━━━ DATA EXCERPTS ━━━

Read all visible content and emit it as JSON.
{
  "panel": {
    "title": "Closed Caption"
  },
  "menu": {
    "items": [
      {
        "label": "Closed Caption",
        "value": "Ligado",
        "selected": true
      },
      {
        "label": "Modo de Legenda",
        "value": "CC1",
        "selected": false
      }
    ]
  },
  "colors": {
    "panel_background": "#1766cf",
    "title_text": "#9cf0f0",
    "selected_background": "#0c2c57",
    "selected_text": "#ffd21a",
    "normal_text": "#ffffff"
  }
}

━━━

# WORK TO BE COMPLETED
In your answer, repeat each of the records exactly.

# SOLVED PROBLEM
Read all visible content and emit it as JSON.
{
  "panel": {
    "title": "Closed Caption"
  },
  "menu": {
    "items": [
      {
        "label": "Closed Caption",
        "value": "Ligado",
        "selected": true
      },
      {
        "label": "Modo de Legenda",
        "value": "CC1",
        "selected": false
      }
    ]
  },
  "colors": {
    "panel_background": "#1766cf",
    "title_text": "#9cf0f0",
    "selected_background": "#0c2c57",
    "selected_text": "#ffd21a",
    "normal_text": "#ffffff"
  }
}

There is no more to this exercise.